The criminal justice system is one of the pillars of democracy. In order for that system to function effectively, citizens must be confident that each step of the process is consistent with the Constitution’s promise of equality. Criminal laws in the United States, while intended to be neutral, are enforced in extensively prejudiced ways. Furthermore, the principal aims of criminal law–deterrence, incapacitation, retribution, and rehabilitation–are not effectively pursued under our traditional regime.
Justice reform has only recently started gaining momentum and still lacks clarity. What began as purely intellectual interest established what is now a first-of-its-kind conference at Penn State Law, one which we hope will continue each year until it is no longer needed. The Justice Reform Conference, an entirely student-initiated and organized effort, aims to bring together the leaders advancing this field and foster progress in justice reform by disseminating knowledge of contemporary legal theories, research findings, evidence-based methods, and government policy. The law is oftentimes quite slow in catching up to advances in science and philosophy, and so only through intense and sustained public discourse will true progress be achieved. Students especially, as the future of the social and legal system, should be exposed to the most pressing issues facing our criminal justice system.

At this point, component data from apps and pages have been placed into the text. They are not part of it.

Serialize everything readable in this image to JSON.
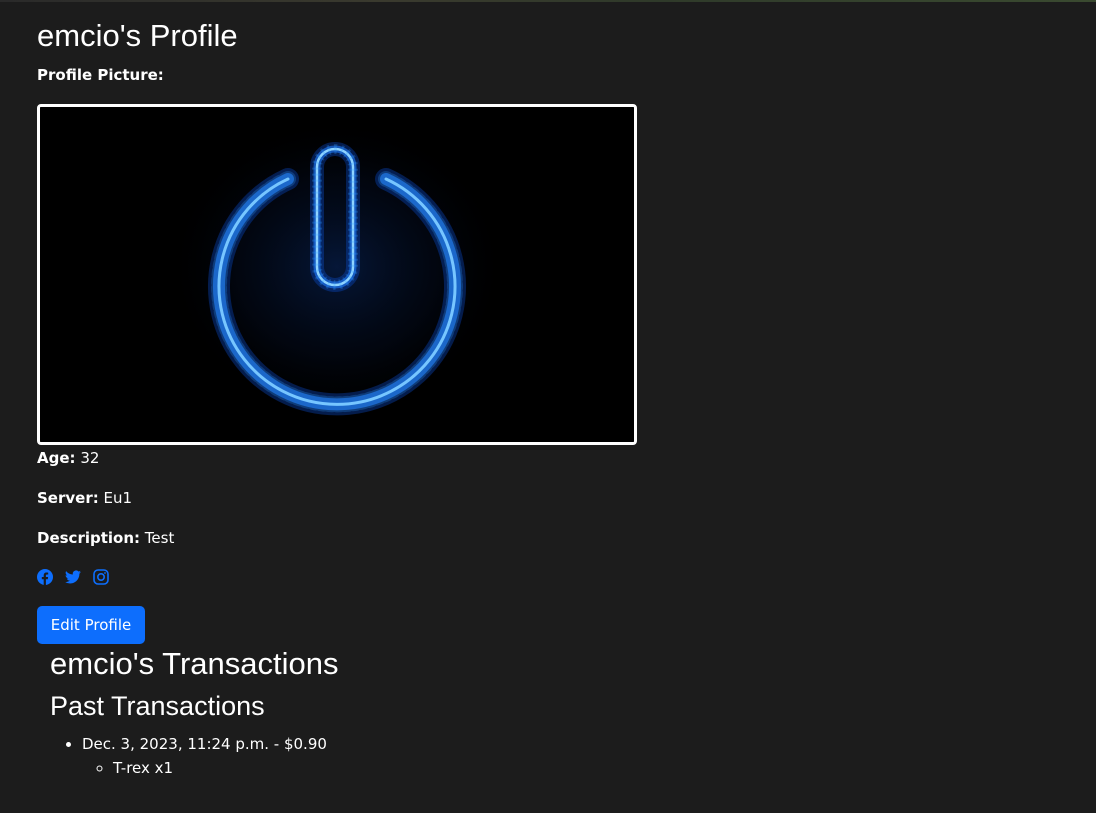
{
  "profile": {
    "title": "emcio's Profile",
    "picture_label": "Profile Picture:",
    "picture_icon": "glowing-power-icon",
    "age_label": "Age:",
    "age_value": "32",
    "server_label": "Server:",
    "server_value": "Eu1",
    "description_label": "Description:",
    "description_value": "Test",
    "socials": [
      "facebook-icon",
      "twitter-icon",
      "instagram-icon"
    ],
    "edit_button_label": "Edit Profile"
  },
  "transactions": {
    "title": "emcio's Transactions",
    "subtitle": "Past Transactions",
    "items": [
      {
        "summary": "Dec. 3, 2023, 11:24 p.m. - $0.90",
        "lines": [
          "T-rex x1"
        ]
      }
    ]
  },
  "colors": {
    "background": "#1c1c1c",
    "accent": "#0d6efd",
    "glow": "#3fa9ff"
  }
}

The 2016 Conference focused primarily on the discussion of mass incarceration, racial profiling, juvenile incarceration, alternative sentencing, and rehabilitation. This year, our diverse and accomplished speakers will discuss the many facets of the so-called “prison industrial complex”, its disproportionate impact on people of color and those with severe mental illnesses, the challenges of life after prison, and the efforts (or lack thereof) made by policymakers to reform our current system of incarceration into one that is more humane, effective, and economically sustainable.